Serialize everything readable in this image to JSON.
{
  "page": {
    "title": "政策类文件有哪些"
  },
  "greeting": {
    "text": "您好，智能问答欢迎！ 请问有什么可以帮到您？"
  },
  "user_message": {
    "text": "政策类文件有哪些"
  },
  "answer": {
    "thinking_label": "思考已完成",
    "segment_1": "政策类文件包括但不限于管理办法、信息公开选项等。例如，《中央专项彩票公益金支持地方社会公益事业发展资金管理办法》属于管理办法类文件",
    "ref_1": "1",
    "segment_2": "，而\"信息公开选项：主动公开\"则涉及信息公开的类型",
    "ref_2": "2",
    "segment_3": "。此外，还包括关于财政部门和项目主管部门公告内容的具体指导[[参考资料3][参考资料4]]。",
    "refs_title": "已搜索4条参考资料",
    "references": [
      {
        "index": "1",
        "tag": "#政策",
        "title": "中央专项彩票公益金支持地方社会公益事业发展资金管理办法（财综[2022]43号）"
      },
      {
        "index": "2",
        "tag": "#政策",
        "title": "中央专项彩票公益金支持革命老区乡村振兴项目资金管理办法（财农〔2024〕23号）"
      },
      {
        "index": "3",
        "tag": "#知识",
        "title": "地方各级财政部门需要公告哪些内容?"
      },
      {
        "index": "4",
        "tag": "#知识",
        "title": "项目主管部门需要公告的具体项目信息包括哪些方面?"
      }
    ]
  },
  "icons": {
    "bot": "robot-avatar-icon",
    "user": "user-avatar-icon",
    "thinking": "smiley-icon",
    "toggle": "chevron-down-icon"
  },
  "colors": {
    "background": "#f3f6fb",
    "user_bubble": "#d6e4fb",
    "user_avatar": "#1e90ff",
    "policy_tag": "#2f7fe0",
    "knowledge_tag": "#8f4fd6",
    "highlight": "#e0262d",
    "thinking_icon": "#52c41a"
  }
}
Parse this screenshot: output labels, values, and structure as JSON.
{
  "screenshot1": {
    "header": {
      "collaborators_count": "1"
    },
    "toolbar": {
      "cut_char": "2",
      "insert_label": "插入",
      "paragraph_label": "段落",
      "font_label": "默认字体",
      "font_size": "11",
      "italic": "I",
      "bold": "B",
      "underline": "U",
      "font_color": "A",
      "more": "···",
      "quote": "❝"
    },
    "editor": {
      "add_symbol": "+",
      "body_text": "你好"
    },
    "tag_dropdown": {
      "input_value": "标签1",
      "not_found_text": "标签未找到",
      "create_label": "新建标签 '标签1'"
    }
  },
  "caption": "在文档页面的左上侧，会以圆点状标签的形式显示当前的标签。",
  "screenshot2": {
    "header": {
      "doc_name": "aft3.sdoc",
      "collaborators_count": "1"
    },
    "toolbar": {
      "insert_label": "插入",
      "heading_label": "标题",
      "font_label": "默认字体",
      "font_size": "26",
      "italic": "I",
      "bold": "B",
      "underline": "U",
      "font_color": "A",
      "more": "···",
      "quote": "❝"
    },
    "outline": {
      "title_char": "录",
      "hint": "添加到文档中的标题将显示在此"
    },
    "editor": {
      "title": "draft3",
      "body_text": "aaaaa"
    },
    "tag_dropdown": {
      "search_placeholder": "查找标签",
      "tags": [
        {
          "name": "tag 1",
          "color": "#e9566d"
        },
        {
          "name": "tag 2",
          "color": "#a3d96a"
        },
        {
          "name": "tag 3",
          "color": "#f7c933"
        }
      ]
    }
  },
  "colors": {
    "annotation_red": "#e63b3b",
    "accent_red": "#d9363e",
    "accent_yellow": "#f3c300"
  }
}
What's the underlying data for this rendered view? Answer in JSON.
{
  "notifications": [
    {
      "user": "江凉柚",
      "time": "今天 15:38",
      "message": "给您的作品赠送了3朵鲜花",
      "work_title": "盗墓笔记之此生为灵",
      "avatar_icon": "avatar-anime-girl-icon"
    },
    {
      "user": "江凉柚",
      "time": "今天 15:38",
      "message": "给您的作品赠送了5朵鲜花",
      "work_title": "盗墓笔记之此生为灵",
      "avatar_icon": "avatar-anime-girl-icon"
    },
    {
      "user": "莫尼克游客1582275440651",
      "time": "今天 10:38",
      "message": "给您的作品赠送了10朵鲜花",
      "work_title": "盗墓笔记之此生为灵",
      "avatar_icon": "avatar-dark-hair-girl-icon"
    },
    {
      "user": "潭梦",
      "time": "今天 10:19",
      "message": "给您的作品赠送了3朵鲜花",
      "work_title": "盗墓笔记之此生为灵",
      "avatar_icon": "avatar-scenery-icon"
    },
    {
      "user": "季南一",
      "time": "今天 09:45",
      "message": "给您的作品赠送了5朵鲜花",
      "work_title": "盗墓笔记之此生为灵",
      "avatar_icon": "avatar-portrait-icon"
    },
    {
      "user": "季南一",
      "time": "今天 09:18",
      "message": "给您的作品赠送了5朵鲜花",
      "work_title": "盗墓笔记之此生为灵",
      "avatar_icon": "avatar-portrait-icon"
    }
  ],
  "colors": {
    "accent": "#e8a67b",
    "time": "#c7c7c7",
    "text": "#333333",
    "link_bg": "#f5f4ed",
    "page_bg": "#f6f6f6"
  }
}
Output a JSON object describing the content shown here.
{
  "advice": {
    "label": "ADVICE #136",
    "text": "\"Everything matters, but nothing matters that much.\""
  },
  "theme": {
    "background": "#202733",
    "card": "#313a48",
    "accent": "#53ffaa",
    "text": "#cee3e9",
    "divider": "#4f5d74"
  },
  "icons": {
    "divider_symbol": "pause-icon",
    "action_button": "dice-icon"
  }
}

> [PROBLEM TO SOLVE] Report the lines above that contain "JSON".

> [FINISHED EXERCISE]
Serialize everything readable in this image to JSON.
Parse this screenshot: output labels, values, and structure as JSON.
What's the underlying data for this rendered view? Answer in JSON.
Output a JSON object describing the content shown here.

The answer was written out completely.